Are you ready to lead a company? Too many people move into leadership roles simply because it's the next step in their career hierarchy. Or, worse, because they don't have a better idea of what they want to do.

But not everyone is a good fit for leadership, even if you have the best idea ever for a company. It might make you miserable.

While you're honing your skills in your field -- whether you're still in school or in the middle of your career -- here are some ways you can try your hand at leadership before taking your career down a path you might hate.

1. Start a side hustle.

Before you go all in and start a company you have to lead, dabble with the idea as a side hustle. It'll let you ramp up slowly, so you can try on all the hats of entrepreneurship one by one: managing projects, people, finances and creative ideas.

If you find that any of these are awful for you, you can always pull back.

As my fellow Inc. contributor Carol Sankar explains, starting your business as a side hustle helps you find what works (and what doesn't) while mitigating risk: "Before you quit your job, use your 'hustle' hours as your exploratory time to make adjustments and changes. It is less risky during the side hustle phase to go through this process."

2. Volunteer.

In college, volunteering gave me some of my first leadership opportunities. Look for local non-profit organizations supporting causes you care about, and join the volunteer ranks for a couple of hours each week or month.

Once you're oriented, look for opportunities to lead. The group might need coordinators to organize or recruit other volunteers. Or offer an idea for a whole project you could lead. From my experience, nonprofits love anyone who's willing to go the extra mile.

Volunteering was especially helpful because it gave me a chance to try out both people management and project management, and see my natural strengths and weaknesses in each.

3. Run meetings at your day job.

I've got some natural leaders on my team, but they don't all yet know they have that skill. They're still intimidated to speak up at meetings, even with only a few people in the room. I encourage them to build that muscle by giving them time to prepare before calling on them in a meeting.

If you have opportunities like this, take them. Let your boss know leadership is a goal, and work together to find opportunities to dip your toes in.

Running a single meeting or owning a recurring meeting lets you step into that leadership role briefly, for 30 or 60 minutes a week. It's safe, because no particular outcome rides on your performance; but still effective, because you have to learn how to navigate various needs and personalities to keep the meeting on track and ensure a productive use of everyone's time.

4. Manage group projects.

Whether at a job, through your kids' school or in your friend group, look for mini leadership opportunities to strengthen your skills and assess your interest.

Were you on fire coordinating your best friend's bachelorette party? Or did you hate being responsible for everything, and fielding everyone's questions and concerns about the night?

However unrelated to your career, these experiences can shed light on whether you're a good fit for leadership before you take the responsibility of leadership to a team or company.

5. Become a mentor

Do people earlier in their careers often ask you for advice? This is a great opportunity to put on your leadership hat and see how you fare.
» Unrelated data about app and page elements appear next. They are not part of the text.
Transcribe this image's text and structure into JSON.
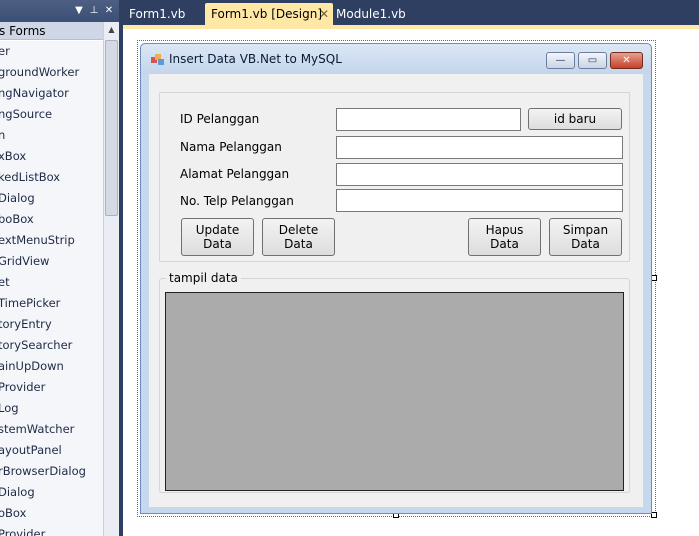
{
  "toolbox": {
    "header_buttons": [
      "▼",
      "⊥",
      "✕"
    ],
    "category": "s Forms",
    "items": [
      "er",
      "groundWorker",
      "ngNavigator",
      "ngSource",
      "n",
      "xBox",
      "kedListBox",
      "Dialog",
      "boBox",
      "extMenuStrip",
      "GridView",
      "et",
      "TimePicker",
      "toryEntry",
      "torySearcher",
      "ainUpDown",
      "Provider",
      "Log",
      "stemWatcher",
      "ayoutPanel",
      "rBrowserDialog",
      "Dialog",
      "oBox",
      "Provider"
    ]
  },
  "tabs": {
    "form1": "Form1.vb",
    "design": "Form1.vb [Design]",
    "module": "Module1.vb",
    "close_glyph": "✕"
  },
  "form": {
    "title": "Insert Data VB.Net to MySQL",
    "caption_buttons": {
      "minimize": "—",
      "maximize": "▭",
      "close": "✕"
    },
    "labels": {
      "id": "ID Pelanggan",
      "nama": "Nama Pelanggan",
      "alamat": "Alamat Pelanggan",
      "telp": "No. Telp Pelanggan"
    },
    "inputs": {
      "id": "",
      "nama": "",
      "alamat": "",
      "telp": ""
    },
    "buttons": {
      "id_baru": "id baru",
      "update": "Update\nData",
      "delete": "Delete\nData",
      "hapus": "Hapus\nData",
      "simpan": "Simpan\nData"
    },
    "group_label": "tampil data"
  },
  "colors": {
    "ide_dark": "#2e3f62",
    "active_tab": "#ffe8a6",
    "form_frame": "#c6d8ee",
    "client": "#f0f0f0",
    "datagrid": "#ababab"
  }
}
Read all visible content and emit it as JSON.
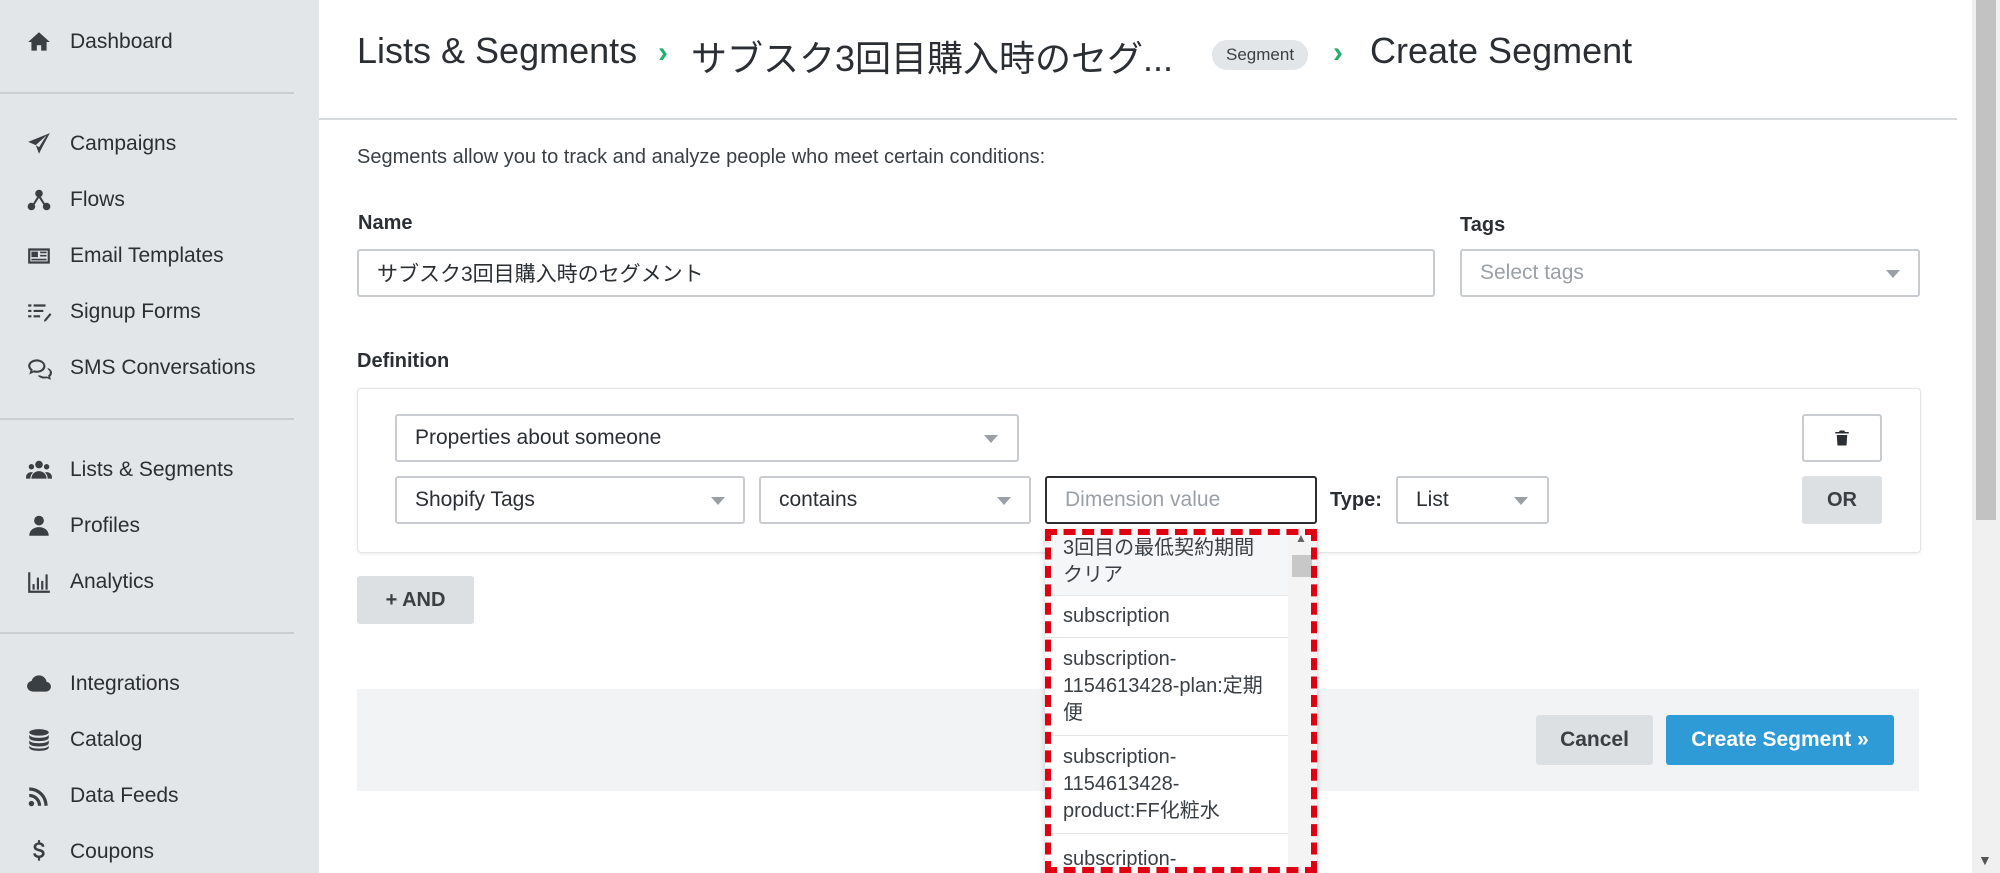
{
  "sidebar": {
    "items": [
      {
        "label": "Dashboard",
        "icon": "home-icon"
      },
      {
        "label": "Campaigns",
        "icon": "paper-plane-icon"
      },
      {
        "label": "Flows",
        "icon": "flow-icon"
      },
      {
        "label": "Email Templates",
        "icon": "newspaper-icon"
      },
      {
        "label": "Signup Forms",
        "icon": "list-pen-icon"
      },
      {
        "label": "SMS Conversations",
        "icon": "chat-bubbles-icon"
      },
      {
        "label": "Lists & Segments",
        "icon": "users-icon"
      },
      {
        "label": "Profiles",
        "icon": "user-icon"
      },
      {
        "label": "Analytics",
        "icon": "bar-chart-icon"
      },
      {
        "label": "Integrations",
        "icon": "cloud-icon"
      },
      {
        "label": "Catalog",
        "icon": "database-icon"
      },
      {
        "label": "Data Feeds",
        "icon": "rss-icon"
      },
      {
        "label": "Coupons",
        "icon": "dollar-icon"
      }
    ]
  },
  "header": {
    "crumb1": "Lists & Segments",
    "crumb2": "サブスク3回目購入時のセグ...",
    "badge": "Segment",
    "crumb3": "Create Segment",
    "separator": "›"
  },
  "form": {
    "intro": "Segments allow you to track and analyze people who meet certain conditions:",
    "name_label": "Name",
    "name_value": "サブスク3回目購入時のセグメント",
    "tags_label": "Tags",
    "tags_placeholder": "Select tags",
    "definition_label": "Definition",
    "condition_type": "Properties about someone",
    "property": "Shopify Tags",
    "operator": "contains",
    "value_placeholder": "Dimension value",
    "type_label": "Type:",
    "type_value": "List",
    "or_label": "OR",
    "and_label": "+ AND",
    "cancel_label": "Cancel",
    "create_label": "Create Segment »"
  },
  "dropdown": {
    "options": [
      "3回目の最低契約期間クリア",
      "subscription",
      "subscription-1154613428-plan:定期便",
      "subscription-1154613428-product:FF化粧水",
      "subscription-"
    ]
  },
  "colors": {
    "accent": "#2e9bd6",
    "chevron": "#23b06b",
    "highlight": "#e10012"
  }
}
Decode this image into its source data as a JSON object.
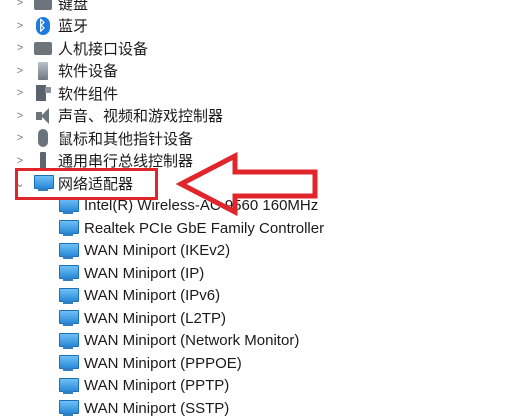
{
  "tree": {
    "categories": [
      {
        "label": "键盘",
        "icon": "keyboard-icon",
        "expanded": false
      },
      {
        "label": "蓝牙",
        "icon": "bluetooth-icon",
        "expanded": false
      },
      {
        "label": "人机接口设备",
        "icon": "hid-icon",
        "expanded": false
      },
      {
        "label": "软件设备",
        "icon": "software-device-icon",
        "expanded": false
      },
      {
        "label": "软件组件",
        "icon": "software-component-icon",
        "expanded": false
      },
      {
        "label": "声音、视频和游戏控制器",
        "icon": "audio-icon",
        "expanded": false
      },
      {
        "label": "鼠标和其他指针设备",
        "icon": "mouse-icon",
        "expanded": false
      },
      {
        "label": "通用串行总线控制器",
        "icon": "usb-icon",
        "expanded": false
      },
      {
        "label": "网络适配器",
        "icon": "network-adapter-icon",
        "expanded": true
      }
    ],
    "network_adapters": [
      "Intel(R) Wireless-AC 9560 160MHz",
      "Realtek PCIe GbE Family Controller",
      "WAN Miniport (IKEv2)",
      "WAN Miniport (IP)",
      "WAN Miniport (IPv6)",
      "WAN Miniport (L2TP)",
      "WAN Miniport (Network Monitor)",
      "WAN Miniport (PPPOE)",
      "WAN Miniport (PPTP)",
      "WAN Miniport (SSTP)"
    ]
  },
  "annotation": {
    "color": "#e0252b"
  }
}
Surprisingly early in my writing career, newer bloggers and freelancers would ask me for guidance. I loved having these conversations and eventually started charging for them as a writing coach. Now, as a manager, I realize what a huge role coaching and mentorship plays in any kind of leadership, and I'm thankful for that early experience.

Before strapping yourself to a job or company that puts you in this position every day, make yourself available for smaller leadership moments. Connect with someone green in your field seeking a mentor. Or keep it even simpler, and just respond thoughtfully when someone asks you for advice.

These one-off conversations can help you see how you feel about the responsibility that accompanies being looked up to.